Element data from apps and pages:

..............................

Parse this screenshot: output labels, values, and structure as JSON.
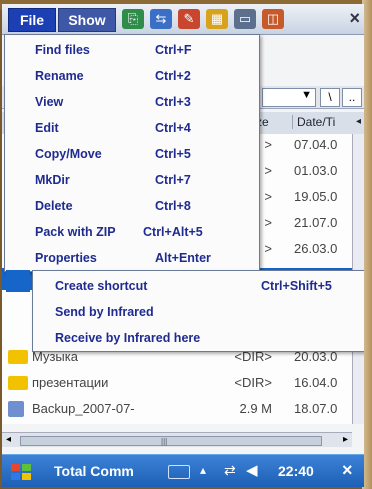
{
  "toolbar": {
    "menus": [
      "File",
      "Show"
    ],
    "icons": [
      "copy-icon",
      "move-icon",
      "edit-icon",
      "grid-icon",
      "cmd-icon",
      "panels-icon"
    ],
    "close_label": "×"
  },
  "pathbar": {
    "dropdown_value": "",
    "root_label": "\\",
    "up_label": ".."
  },
  "columns": {
    "size": "ze",
    "date": "Date/Ti"
  },
  "file_menu": {
    "items": [
      {
        "label": "Find files",
        "shortcut": "Ctrl+F"
      },
      {
        "label": "Rename",
        "shortcut": "Ctrl+2"
      },
      {
        "label": "View",
        "shortcut": "Ctrl+3"
      },
      {
        "label": "Edit",
        "shortcut": "Ctrl+4"
      },
      {
        "label": "Copy/Move",
        "shortcut": "Ctrl+5"
      },
      {
        "label": "MkDir",
        "shortcut": "Ctrl+7"
      },
      {
        "label": "Delete",
        "shortcut": "Ctrl+8"
      },
      {
        "label": "Pack with ZIP",
        "shortcut": "Ctrl+Alt+5"
      },
      {
        "label": "Properties",
        "shortcut": "Alt+Enter"
      }
    ]
  },
  "sub_menu": {
    "items": [
      {
        "label": "Create shortcut",
        "shortcut": "Ctrl+Shift+5"
      },
      {
        "label": "Send by Infrared",
        "shortcut": ""
      },
      {
        "label": "Receive by Infrared here",
        "shortcut": ""
      }
    ]
  },
  "file_rows": [
    {
      "name": "",
      "size": ">",
      "date": "07.04.0"
    },
    {
      "name": "",
      "size": ">",
      "date": "01.03.0"
    },
    {
      "name": "",
      "size": ">",
      "date": "19.05.0"
    },
    {
      "name": "",
      "size": ">",
      "date": "21.07.0"
    },
    {
      "name": "",
      "size": ">",
      "date": "26.03.0"
    },
    {
      "name": "Музыка",
      "size": "<DIR>",
      "date": "20.03.0"
    },
    {
      "name": "презентации",
      "size": "<DIR>",
      "date": "16.04.0"
    },
    {
      "name": "Backup_2007-07-",
      "size": "2.9 M",
      "date": "18.07.0"
    }
  ],
  "taskbar": {
    "title": "Total Comm",
    "clock": "22:40",
    "close_label": "×"
  },
  "colors": {
    "menu_text": "#1f2b8f",
    "highlight": "#1666c9",
    "taskbar": "#2a6ec4",
    "folder": "#f2c200"
  }
}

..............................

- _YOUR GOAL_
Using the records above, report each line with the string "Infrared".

- _OUTPUT OF THE EXERCISE_
        "label": "Send by Infrared",
        "label": "Receive by Infrared here",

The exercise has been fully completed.